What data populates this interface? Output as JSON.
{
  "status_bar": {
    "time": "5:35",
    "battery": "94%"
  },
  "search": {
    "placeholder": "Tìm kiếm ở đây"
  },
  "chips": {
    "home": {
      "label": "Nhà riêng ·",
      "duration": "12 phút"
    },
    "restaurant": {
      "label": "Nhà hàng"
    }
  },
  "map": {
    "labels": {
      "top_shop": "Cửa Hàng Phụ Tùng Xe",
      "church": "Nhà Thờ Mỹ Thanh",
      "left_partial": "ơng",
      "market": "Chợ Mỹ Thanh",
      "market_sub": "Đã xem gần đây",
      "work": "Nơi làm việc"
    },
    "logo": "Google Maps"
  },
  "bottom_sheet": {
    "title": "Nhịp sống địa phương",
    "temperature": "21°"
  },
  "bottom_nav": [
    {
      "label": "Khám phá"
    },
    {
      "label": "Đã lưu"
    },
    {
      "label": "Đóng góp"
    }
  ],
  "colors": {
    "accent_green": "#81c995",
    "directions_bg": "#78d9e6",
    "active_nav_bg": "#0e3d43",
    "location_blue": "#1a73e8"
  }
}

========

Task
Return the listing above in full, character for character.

Output for this exercise
What data populates this interface? Output as JSON.
{
  "status_bar": {
    "time": "5:35",
    "battery": "94%"
  },
  "search": {
    "placeholder": "Tìm kiếm ở đây"
  },
  "chips": {
    "home": {
      "label": "Nhà riêng ·",
      "duration": "12 phút"
    },
    "restaurant": {
      "label": "Nhà hàng"
    }
  },
  "map": {
    "labels": {
      "top_shop": "Cửa Hàng Phụ Tùng Xe",
      "church": "Nhà Thờ Mỹ Thanh",
      "left_partial": "ơng",
      "market": "Chợ Mỹ Thanh",
      "market_sub": "Đã xem gần đây",
      "work": "Nơi làm việc"
    },
    "logo": "Google Maps"
  },
  "bottom_sheet": {
    "title": "Nhịp sống địa phương",
    "temperature": "21°"
  },
  "bottom_nav": [
    {
      "label": "Khám phá"
    },
    {
      "label": "Đã lưu"
    },
    {
      "label": "Đóng góp"
    }
  ],
  "colors": {
    "accent_green": "#81c995",
    "directions_bg": "#78d9e6",
    "active_nav_bg": "#0e3d43",
    "location_blue": "#1a73e8"
  }
}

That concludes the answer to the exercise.